If you purchased a website from Lawyers.com, FindLaw, Dex or YellowPages.com you’re certainly paying a monthly invoice, but you might not be sure what you’re getting from it. You know that your website stays up and running, but the actual benefit you receive from an SEO package can be difficult to measure. If you want to be effective in a competitive market, an on-going plan is very likely necessary. The key is understanding what you are buying and what is a reasonable expectation of what that on-going package will do for you.
I do sell packages or solutions or bundles or predetermined levels of service. If you want on-going service to your website, we talk about how to make that as effective as possible for you given your geography, target market, what you currently have on your website and your marketing goals. Most of the time it’s some combination of four key elements:
I’ll break down those four categories at the end of this article. The thing that’s important at this point is that I do not treat those four elements the same for any two law firms. We’re going to make a package based on your current situation and goals that addresses each element appropriately.
Because this package is completely customized, it’s hard to make blanket statements, but that said, let’s take a look at what’s good and what’s bad:
The benefits of an on-going package SHOULD be fairly easy to see. You should not only be seeing an overall good result from your website, but you should also have at least some notion of what it is your provider is doing to grow / stabilize / protect those results.
Obviously there is a cost, in my case usually between $200 and $1,000 a month. I build websites to be successful on their own, but on-going attention for a website will produce better results. That said, I also have sites that I’ve built two and even three years ago that have just been sitting there, but producing a good result the whole time….for free.
Content Creation & On-Going SEO

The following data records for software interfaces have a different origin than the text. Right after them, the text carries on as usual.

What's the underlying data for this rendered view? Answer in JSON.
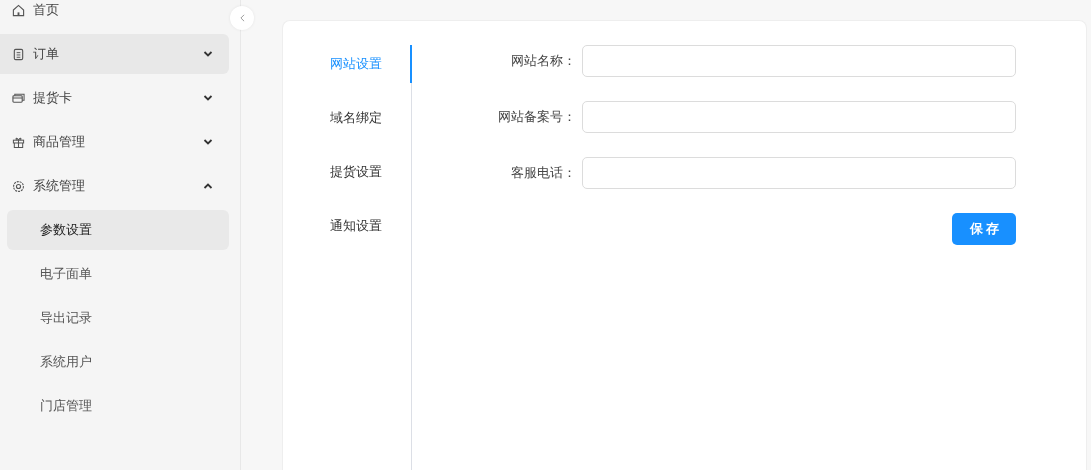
{
  "sidebar": {
    "items": [
      {
        "label": "首页",
        "hovered": false
      },
      {
        "label": "订单",
        "hovered": true,
        "expanded": false
      },
      {
        "label": "提货卡",
        "hovered": false,
        "expanded": false
      },
      {
        "label": "商品管理",
        "hovered": false,
        "expanded": false
      },
      {
        "label": "系统管理",
        "hovered": false,
        "expanded": true,
        "children": [
          {
            "label": "参数设置",
            "selected": true
          },
          {
            "label": "电子面单",
            "selected": false
          },
          {
            "label": "导出记录",
            "selected": false
          },
          {
            "label": "系统用户",
            "selected": false
          },
          {
            "label": "门店管理",
            "selected": false
          }
        ]
      }
    ]
  },
  "tabs": [
    {
      "label": "网站设置",
      "selected": true
    },
    {
      "label": "域名绑定",
      "selected": false
    },
    {
      "label": "提货设置",
      "selected": false
    },
    {
      "label": "通知设置",
      "selected": false
    }
  ],
  "form": {
    "fields": [
      {
        "label": "网站名称："
      },
      {
        "label": "网站备案号："
      },
      {
        "label": "客服电话："
      }
    ],
    "save_button": "保存"
  }
}
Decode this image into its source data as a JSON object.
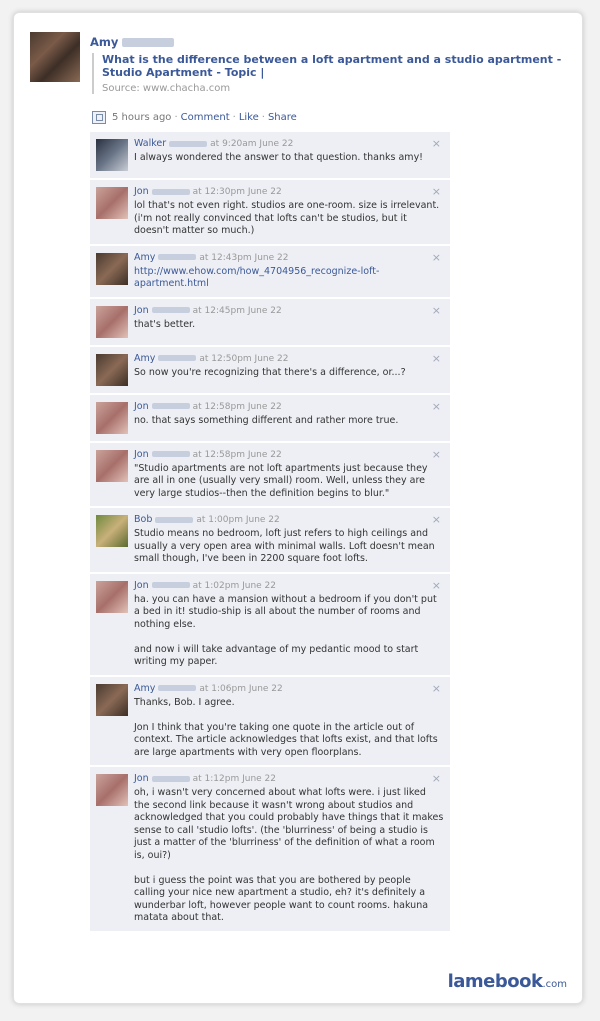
{
  "post": {
    "author": "Amy",
    "title": "What is the difference between a loft apartment and a studio apartment - Studio Apartment - Topic |",
    "source": "Source: www.chacha.com",
    "time": "5 hours ago",
    "comment_label": "Comment",
    "like_label": "Like",
    "share_label": "Share"
  },
  "comments": [
    {
      "name": "Walker",
      "time": "at 9:20am June 22",
      "text": "I always wondered the answer to that question. thanks amy!"
    },
    {
      "name": "Jon",
      "time": "at 12:30pm June 22",
      "text": "lol that's not even right. studios are one-room. size is irrelevant. (i'm not really convinced that lofts can't be studios, but it doesn't matter so much.)"
    },
    {
      "name": "Amy",
      "time": "at 12:43pm June 22",
      "text": "http://www.ehow.com/how_4704956_recognize-loft-apartment.html"
    },
    {
      "name": "Jon",
      "time": "at 12:45pm June 22",
      "text": "that's better."
    },
    {
      "name": "Amy",
      "time": "at 12:50pm June 22",
      "text": "So now you're recognizing that there's a difference, or...?"
    },
    {
      "name": "Jon",
      "time": "at 12:58pm June 22",
      "text": "no. that says something different and rather more true."
    },
    {
      "name": "Jon",
      "time": "at 12:58pm June 22",
      "text": "\"Studio apartments are not loft apartments just because they are all in one (usually very small) room. Well, unless they are very large studios--then the definition begins to blur.\""
    },
    {
      "name": "Bob",
      "time": "at 1:00pm June 22",
      "text": "Studio means no bedroom, loft just refers to high ceilings and usually a very open area with minimal walls. Loft doesn't mean small though, I've been in 2200 square foot lofts."
    },
    {
      "name": "Jon",
      "time": "at 1:02pm June 22",
      "text": "ha. you can have a mansion without a bedroom if you don't put a bed in it! studio-ship is all about the number of rooms and nothing else.\n\nand now i will take advantage of my pedantic mood to start writing my paper."
    },
    {
      "name": "Amy",
      "time": "at 1:06pm June 22",
      "text": "Thanks, Bob. I agree.\n\nJon I think that you're taking one quote in the article out of context. The article acknowledges that lofts exist, and that lofts are large apartments with very open floorplans."
    },
    {
      "name": "Jon",
      "time": "at 1:12pm June 22",
      "text": "oh, i wasn't very concerned about what lofts were. i just liked the second link because it wasn't wrong about studios and acknowledged that you could probably have things that it makes sense to call 'studio lofts'. (the 'blurriness' of being a studio is just a matter of the 'blurriness' of the definition of what a room is, oui?)\n\nbut i guess the point was that you are bothered by people calling your nice new apartment a studio, eh? it's definitely a wunderbar loft, however people want to count rooms. hakuna matata about that."
    }
  ],
  "close_glyph": "×",
  "brand": {
    "name": "lamebook",
    "domain": ".com"
  }
}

Most of my on-going plans would include new content where appropriate. If you are striving for better organic placement on Google, slowly adding original content over time is likely the best approach. On-Going SEO can mean a lot of different things, but at a minimum should include an understanding of where the site is showing up, and how the users are interacting with the site.
Updates & General Website Health
If you’re paying someone to manage your website on an on-going basis, you shouldn’t have to learn how to update the site. You also should have someone looking over your traffic from time to time to ensure that nothing strange is happening. This is really just the most basic level of service you’d expect at any price, but it’s relevant because in a lot of cases it’s the ONLY thing that FindLaw clients are receiving.
Advertising on Google
You’re heard of Google Adwords and know that it’s very competitive, and therefore very expensive. However, what you might not know is that there is a tool available through Google Adwords (called Remarketing) that allows you to stay in front of potential clients who have accessed your website in the past 30 or 45 days. This is a great strategy for practice areas where there is a longer, drawn-out decision making process like in bankruptcy or family law. You only pay when someone clicks on your ad, but when someone does click on your ad, it’s someone who has seen your site before. The fact that they’re coming BACK to your site would suggest that they are more likely to convert or take the next step than other users.
Staying Connected with Social Media
I have a lot of opinions about lawyers and how they should use Social Media, and if you want to, we can get into all of that another time. However, there’s no denying that Facebook, Twitter, YouTube and Google+ are four of the highest trafficked websites on the web, and having your basic business information accessible through them makes a lot of sense. I don’t encourage law firms to post to social media outside of maybe linking to a new page of content or sending out a quick message every now and again. You could make the case that it's separate, but ratings sites like Avvo and Yelp! are also important. I would always encourage my clients to review me on Google+ first and foremost, but having your profile set up on review sites is helpful and keeps you informed of any reviews that show up.
If you are interested in transitioning your website away from FindLaw or a similar company and would like to hear about how I can customize an on-going package for you, email, text or call me with any questions.